ICD-10-CM and Documentation – Use the MEAT Acronym.  A condition is reportable when the condition was Monitored, Evaluated, Assessed or Treated.  Do not report a diagnosis code that was not addressed during the encounter or documented in the note.  Our auditors have found errors when the main note does not mention a problem, but ancillary documentation such as medication lists and referrals contains orders for those conditions. The medication list may include Prednisone 5mb PO daily for asthma, but asthma is not mentioned in the history, exam or assessment portion of the note.  Referrals for consultations and tests can be found in the note (Ex: chest x-ray confirms pneumonia) without mentioning pneumonia in the assessment portion of the note.

Steps to take in your Practice: Identify HCC Categories that are clinically meaningful. What chronic diseases do your sickest patients have?  The HCC diagnosis categories are well defined. Meet with your clinicians and decide which specific diseases/conditions are common.

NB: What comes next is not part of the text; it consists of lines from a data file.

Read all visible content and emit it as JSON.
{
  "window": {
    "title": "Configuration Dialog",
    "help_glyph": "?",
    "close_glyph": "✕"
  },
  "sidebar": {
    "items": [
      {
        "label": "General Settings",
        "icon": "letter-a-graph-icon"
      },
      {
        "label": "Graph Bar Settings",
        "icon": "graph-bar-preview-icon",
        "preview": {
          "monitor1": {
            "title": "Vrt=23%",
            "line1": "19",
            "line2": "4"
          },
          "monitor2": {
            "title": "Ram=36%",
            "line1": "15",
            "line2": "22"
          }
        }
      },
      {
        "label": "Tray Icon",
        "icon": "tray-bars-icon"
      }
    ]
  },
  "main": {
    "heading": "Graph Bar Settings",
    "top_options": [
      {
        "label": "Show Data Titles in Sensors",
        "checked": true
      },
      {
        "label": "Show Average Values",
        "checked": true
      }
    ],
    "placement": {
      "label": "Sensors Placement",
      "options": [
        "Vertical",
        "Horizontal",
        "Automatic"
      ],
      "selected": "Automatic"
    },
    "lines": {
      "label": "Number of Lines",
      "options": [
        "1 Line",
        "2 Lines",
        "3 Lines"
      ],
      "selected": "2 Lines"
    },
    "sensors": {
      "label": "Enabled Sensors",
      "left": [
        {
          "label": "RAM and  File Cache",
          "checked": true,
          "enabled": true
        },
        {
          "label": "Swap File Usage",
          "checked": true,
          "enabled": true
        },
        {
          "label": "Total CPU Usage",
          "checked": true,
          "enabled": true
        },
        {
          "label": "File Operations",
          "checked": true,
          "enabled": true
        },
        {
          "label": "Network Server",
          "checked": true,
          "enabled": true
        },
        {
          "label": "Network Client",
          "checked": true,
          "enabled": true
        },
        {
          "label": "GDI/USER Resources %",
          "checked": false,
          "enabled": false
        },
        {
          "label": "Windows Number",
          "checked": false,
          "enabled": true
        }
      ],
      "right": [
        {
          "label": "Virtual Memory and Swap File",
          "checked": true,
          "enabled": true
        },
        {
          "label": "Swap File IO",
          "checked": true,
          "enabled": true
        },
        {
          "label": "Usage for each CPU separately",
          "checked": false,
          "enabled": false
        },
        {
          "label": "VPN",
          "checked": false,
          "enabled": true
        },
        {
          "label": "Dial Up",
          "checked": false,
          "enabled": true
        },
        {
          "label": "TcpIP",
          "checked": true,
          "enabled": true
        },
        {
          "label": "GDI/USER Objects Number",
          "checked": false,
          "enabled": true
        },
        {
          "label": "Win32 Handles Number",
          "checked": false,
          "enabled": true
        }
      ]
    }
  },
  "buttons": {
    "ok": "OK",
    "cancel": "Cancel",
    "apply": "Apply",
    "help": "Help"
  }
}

The ICD-10 codes are grouped to each HCC category.  There are more than 9,000 ICD-10-CM codes map to 79 HCCs in the current risk adjustment model.  Diagnosis codes are excluded from mapping when they do not predict future cost or are vague or variable in diagnosis, coding or treatment. An example is symptom codes or osteoarthritis.

Risk Adjustment Data Validation (RADV) are a reality when participating in an incentive program.  CMS audits Medicare Advantage (MA) plans for accuracy of risk-adjustment payments and compares accuracy of coding to medical record. Medicare Advantage (MA) plans can be audited annually.  MA plans audit provider records to ensure compliance.  If you are selected, you will be required to submit medical records to substantiate coding. Audits may include the entire note to verify that it supports the level of service billed, medical necessity, and all codes reported.  Common errors from RADV audits show that electronic medical record was not authenticated, or medical record does not have legible signature or appropriate credentials

Parting Thoughts.  Does your practice have a compliance program? Make it stronger by Including risk adjustment audits to validate clinical documentation. Use audit results to provide education to all clinicians and coders, and continue to audit CPT coding documentation. Continue to monitor patient visits to ensure annual reporting.

About the Author: 

Nancy M Enos, FACMPE, CPC-I, CEMC is an independent consultant with the MGMA Health Care Consulting Group.   Nancy was a practice manager for 18 years before she joined LighthouseMD in 1995 as the Director of Physician Services and Compliance Officer.  In July 2008 Nancy established an independent consulting practice.

As an Approved PMCC Instructor by the American Academy of Professional Coders, Nancy provides coding certification courses and consultative services.  Nancy frequently speaks on coding, compliance and reimbursement issues.  Nancy is a Fellow of the American College of Medical Practice Executives. She is a Past President of MA/RI MGMA.  EMAIL: